Meat inspector furloughs averted; industry praises Congress

Included in the $984 billion package approved by the House is a provision directing $55 million toward the U.S. Agriculture Department’s (USDA) Food Safety and Inspection Service (FSIS).

The measure effectively replaces cuts required by the $85 billion sequester that would have prompted the agency to furlough thousands of federal meat inspectors around the country for up to 11 days.

Meat processing and packing plants cannot operate without onsite inspectors.

Under an amendment to the spending legislation penned by Sens.

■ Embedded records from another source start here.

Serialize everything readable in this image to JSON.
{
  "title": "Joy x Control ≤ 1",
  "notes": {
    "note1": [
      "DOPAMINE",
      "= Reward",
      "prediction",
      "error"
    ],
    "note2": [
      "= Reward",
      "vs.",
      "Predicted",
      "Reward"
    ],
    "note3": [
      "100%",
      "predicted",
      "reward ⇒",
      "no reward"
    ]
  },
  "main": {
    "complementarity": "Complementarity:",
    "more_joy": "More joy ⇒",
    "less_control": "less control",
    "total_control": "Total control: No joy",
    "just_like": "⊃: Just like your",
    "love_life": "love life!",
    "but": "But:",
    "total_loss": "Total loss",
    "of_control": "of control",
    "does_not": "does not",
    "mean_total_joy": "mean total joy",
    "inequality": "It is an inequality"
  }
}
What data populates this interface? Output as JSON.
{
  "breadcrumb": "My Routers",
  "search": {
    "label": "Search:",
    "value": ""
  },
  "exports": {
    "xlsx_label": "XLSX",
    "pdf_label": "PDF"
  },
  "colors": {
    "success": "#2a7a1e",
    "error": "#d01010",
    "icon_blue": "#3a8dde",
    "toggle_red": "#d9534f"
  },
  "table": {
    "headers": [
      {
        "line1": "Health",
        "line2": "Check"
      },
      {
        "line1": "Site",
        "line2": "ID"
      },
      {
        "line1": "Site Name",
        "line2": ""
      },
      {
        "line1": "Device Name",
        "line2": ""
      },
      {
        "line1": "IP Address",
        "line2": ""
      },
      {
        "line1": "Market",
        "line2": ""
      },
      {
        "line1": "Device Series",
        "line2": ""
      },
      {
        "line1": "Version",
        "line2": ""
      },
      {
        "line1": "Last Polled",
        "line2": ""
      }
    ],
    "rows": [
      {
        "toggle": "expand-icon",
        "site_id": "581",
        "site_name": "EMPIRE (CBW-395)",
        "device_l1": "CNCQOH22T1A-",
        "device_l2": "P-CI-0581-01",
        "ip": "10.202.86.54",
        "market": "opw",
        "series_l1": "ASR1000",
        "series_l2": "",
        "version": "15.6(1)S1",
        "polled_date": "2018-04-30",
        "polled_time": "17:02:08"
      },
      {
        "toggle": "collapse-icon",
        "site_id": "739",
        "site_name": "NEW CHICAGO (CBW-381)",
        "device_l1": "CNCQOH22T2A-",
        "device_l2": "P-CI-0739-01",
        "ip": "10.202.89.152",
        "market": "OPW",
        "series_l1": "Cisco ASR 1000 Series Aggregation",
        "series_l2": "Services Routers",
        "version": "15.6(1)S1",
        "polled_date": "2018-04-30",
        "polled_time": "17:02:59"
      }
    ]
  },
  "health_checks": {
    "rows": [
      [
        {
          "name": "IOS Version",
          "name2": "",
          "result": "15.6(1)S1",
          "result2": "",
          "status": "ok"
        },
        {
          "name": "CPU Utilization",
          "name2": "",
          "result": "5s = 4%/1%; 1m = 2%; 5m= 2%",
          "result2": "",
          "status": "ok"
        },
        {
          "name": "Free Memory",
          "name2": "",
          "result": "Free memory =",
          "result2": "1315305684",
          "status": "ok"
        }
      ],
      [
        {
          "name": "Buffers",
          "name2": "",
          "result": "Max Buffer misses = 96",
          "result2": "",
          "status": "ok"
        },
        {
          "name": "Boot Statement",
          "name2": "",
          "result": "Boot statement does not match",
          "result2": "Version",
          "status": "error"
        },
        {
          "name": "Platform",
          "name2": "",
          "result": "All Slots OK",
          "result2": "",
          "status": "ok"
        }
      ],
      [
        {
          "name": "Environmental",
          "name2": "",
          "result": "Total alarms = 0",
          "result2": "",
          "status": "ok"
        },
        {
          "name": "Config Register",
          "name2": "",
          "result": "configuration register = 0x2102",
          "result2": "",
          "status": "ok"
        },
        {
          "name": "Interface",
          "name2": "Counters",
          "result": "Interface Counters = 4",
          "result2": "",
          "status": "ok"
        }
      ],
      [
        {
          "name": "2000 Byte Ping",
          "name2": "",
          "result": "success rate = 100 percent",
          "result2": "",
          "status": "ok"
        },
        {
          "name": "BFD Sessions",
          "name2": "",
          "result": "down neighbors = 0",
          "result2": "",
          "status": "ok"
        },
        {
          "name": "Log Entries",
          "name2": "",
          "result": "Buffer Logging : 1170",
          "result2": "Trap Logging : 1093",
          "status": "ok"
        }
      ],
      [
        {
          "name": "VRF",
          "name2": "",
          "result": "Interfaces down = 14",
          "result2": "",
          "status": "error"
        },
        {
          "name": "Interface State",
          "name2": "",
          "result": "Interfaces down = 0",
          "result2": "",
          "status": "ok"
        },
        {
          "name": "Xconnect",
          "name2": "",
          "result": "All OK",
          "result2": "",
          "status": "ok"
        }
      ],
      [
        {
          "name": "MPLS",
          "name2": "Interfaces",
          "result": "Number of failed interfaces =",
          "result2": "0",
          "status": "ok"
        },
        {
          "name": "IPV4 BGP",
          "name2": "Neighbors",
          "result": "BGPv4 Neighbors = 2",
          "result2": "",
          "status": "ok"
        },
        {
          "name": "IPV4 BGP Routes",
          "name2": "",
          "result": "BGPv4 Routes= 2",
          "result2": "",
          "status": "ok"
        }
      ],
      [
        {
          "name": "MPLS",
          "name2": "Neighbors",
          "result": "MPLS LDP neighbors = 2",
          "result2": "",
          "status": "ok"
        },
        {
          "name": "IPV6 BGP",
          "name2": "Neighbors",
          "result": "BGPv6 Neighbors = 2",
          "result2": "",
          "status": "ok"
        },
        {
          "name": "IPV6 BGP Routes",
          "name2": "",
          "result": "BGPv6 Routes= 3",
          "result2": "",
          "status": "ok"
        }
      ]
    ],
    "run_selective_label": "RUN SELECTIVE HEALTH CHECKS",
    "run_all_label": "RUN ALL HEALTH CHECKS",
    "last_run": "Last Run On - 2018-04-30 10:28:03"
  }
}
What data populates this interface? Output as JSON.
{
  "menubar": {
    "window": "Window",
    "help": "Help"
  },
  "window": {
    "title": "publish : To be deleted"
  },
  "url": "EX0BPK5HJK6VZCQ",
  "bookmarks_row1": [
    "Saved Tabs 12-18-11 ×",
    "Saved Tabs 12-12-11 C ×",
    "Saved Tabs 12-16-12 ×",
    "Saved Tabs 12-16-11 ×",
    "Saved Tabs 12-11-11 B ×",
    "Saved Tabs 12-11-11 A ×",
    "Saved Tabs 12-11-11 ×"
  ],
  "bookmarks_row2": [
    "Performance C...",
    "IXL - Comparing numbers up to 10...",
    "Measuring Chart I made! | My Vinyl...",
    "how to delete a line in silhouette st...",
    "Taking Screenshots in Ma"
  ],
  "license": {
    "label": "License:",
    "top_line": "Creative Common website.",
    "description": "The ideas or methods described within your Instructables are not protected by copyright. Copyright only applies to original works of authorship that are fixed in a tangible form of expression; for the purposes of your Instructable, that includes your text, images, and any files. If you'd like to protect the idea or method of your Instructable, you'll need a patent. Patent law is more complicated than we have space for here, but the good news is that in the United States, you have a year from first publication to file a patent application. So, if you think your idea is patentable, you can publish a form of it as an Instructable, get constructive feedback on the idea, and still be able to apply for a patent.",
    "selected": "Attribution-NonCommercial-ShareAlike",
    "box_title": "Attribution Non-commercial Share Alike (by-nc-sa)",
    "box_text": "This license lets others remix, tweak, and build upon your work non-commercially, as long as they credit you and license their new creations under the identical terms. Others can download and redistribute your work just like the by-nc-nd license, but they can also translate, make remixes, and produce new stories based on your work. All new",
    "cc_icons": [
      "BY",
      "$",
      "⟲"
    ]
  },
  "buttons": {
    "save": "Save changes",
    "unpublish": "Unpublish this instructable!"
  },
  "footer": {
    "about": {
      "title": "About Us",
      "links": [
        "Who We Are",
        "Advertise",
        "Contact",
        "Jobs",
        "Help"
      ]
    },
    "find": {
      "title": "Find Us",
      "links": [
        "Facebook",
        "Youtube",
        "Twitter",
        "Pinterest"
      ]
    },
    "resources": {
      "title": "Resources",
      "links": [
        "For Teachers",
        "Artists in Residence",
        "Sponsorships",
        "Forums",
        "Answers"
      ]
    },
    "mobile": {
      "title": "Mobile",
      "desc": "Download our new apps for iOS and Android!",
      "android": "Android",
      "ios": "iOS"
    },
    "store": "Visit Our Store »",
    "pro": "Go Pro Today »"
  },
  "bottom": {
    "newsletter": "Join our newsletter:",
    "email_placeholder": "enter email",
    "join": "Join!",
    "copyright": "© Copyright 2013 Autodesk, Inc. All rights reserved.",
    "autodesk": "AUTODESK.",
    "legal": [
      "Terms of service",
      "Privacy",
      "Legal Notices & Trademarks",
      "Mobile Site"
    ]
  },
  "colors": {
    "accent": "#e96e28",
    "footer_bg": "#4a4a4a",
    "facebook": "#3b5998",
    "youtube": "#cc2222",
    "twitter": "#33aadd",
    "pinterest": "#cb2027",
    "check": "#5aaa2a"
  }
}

Roy BluntRoy BluntJudiciary Committee wants briefing, documents on Flynn resignation Intel Dem: House GOP now open to investigating Flynn Dems: 'Crazy' to trust GOP to investigate Flynn MORE (R-Mo.) and Mark PryorMark PryorCotton pitches anti-Democrat message to SC delegation Ex-Sen. Kay Hagan joins lobby firm Top Democrats are no advocates for DC statehood MORE (D-Ark.), the funding would be shifted to FSIS from other USDA accounts.

“We are gratified that lawmakers recognized the essential nature of meat and poultry inspection by taking this step to prevent inspector furloughs,” said J. Patrick Boyle, president of the American Meat Institute.

Agriculture Secretary Tom VilsackThomas J. VilsackUSDA: Farm-to-school programs help schools serve healthier meals OVERNIGHT MONEY: House poised to pass debt-ceiling bill MORE had been adamant that meat inspector furloughs would be in order, if Congress did not intervene. The industry, meanwhile, warned of a potential meat shortage and ensuing price increases if inspectors were furloughed.

The Blunt-Pryor amendment was accepted by voice vote before the continuing resolution bill cleared the Senate Wednesday by a 73-26 vote.

The House approved the spending package by a tally of 318-109, sending the bill to the president’s desk.